Because CSAP was designed to assess how well students have met the Colorado Model Content Standards, teachers should be preparing students for CSAP through their everyday curriculum. It is expected that teachers will teach all content areas for which there are state standards. The skills in one subject area, such as reading, are supported by the standards in all other content areas. These content areas include reading, writing, math, science, history, geography, civics, economics, foreign language, music, and physical education. As an example of curriculum integration, while students are reading in any of the content areas such as math, history, or art, they use this information to understand a math problem or to write reports about history or art or to reflect on their learning. This information in turn may be a point for classroom discussions.

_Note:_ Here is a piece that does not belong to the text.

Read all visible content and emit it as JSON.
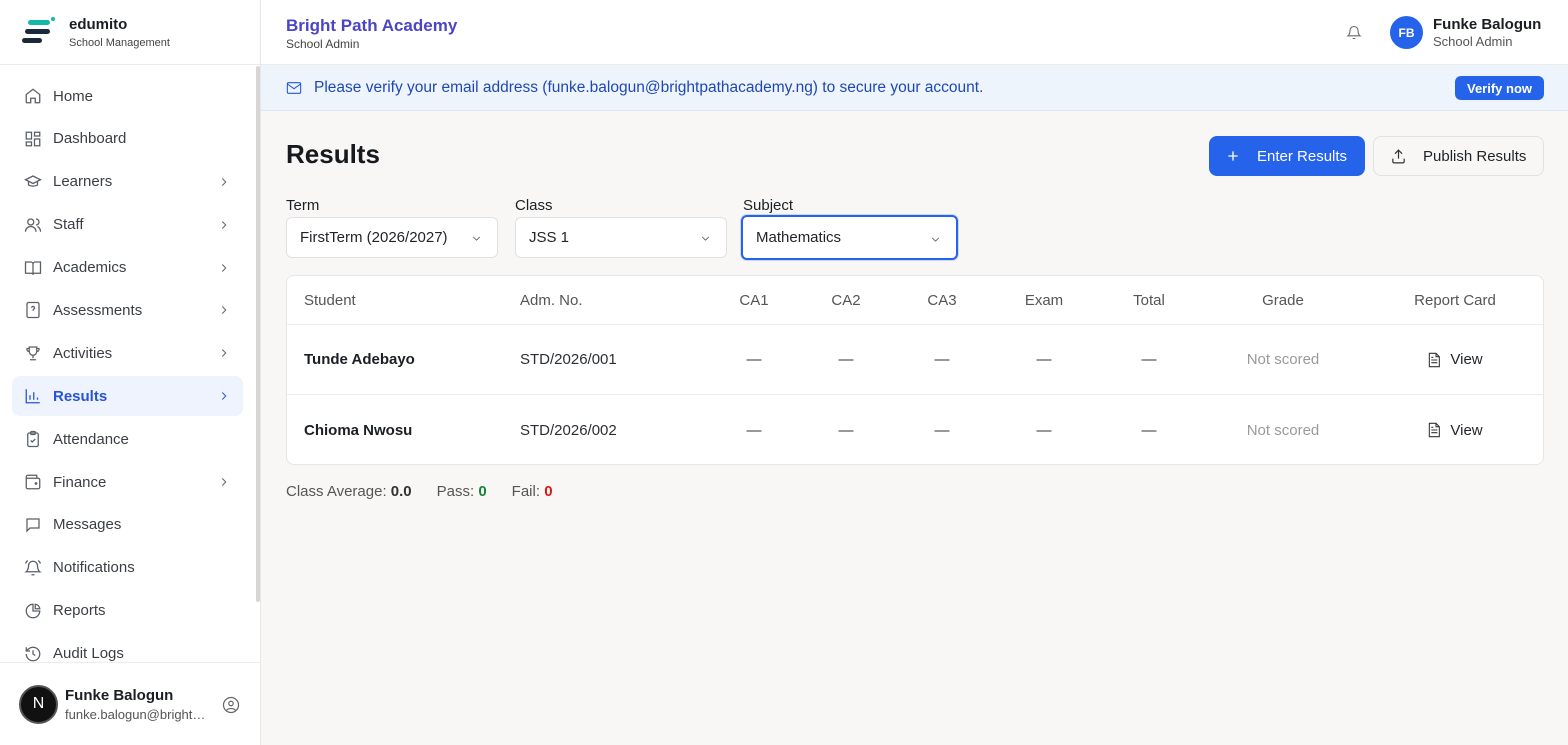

I am disappointed that my child scored “Partially Proficient.” Does that mean he/she failed the test and is below grade level in that subject?
The Colorado Model Content Standards are rigorous standards. Colorado educators who set the performance levels held very high expectations for all students. Many students who perform at the partially proficient level are demonstrating considerable academic skills and abilities; however, their performance on CSAP was not consistently high enough to meet the CSAP rigorous standards.
What happens with the results of the CSAP? Who gets to see my child’s CSAP score?
Results will generate information about how well schools and students are performing statewide, using a common yardstick—the Colorado Model Content Standards. The Colorado Department of Education is required by law to report CSAP results for the state and for all local school districts. Individual student scores are released only to the school and school district. Teachers are encouraged to share this information with each student’s parents. School, district, and statewide scores are public records; individual scores are not public records.
Which test is most important: CSAP, Iowa Test of Basic Skills (ITBS)/ TerraNova? My child did well on one and not the others. Which tests should we believe in?
The tests should be used in a body of evidence to determine a child’s academic achievement. Norm-referenced tests such as the ITBS or TerraNova give parents and teachers an idea about how students compare to other students in the nation. The CSAP evaluates each individual student’s knowledge of Colorado Model Content Standards and his/her ability to apply that knowledge.
What are accommodations?
An accommodation allows students to have access to the CSAP without changing the expectations. A student can use an ccommodation if he/she has received that same accommodation in class for at least three months. For example, a teacher may read a math problem to a student. The accommodation is allowed for math because the student is not being tested on his/her reading ability. The accommodation is not allowed for reading because the student is being tested on his/her reading ability.
Is CSAP available in Spanish?
The CSAP assessments are available in Spanish for 3rd and 4th grade reading and writing.
What happens if a school does not score well on the CSAP?
According to recent legislation, low-performing schools can obtain assistance from the Colorado Department of Education in the development of a School Improvement Plan. Consistently low-performing schools eventually will be converted to charter schools.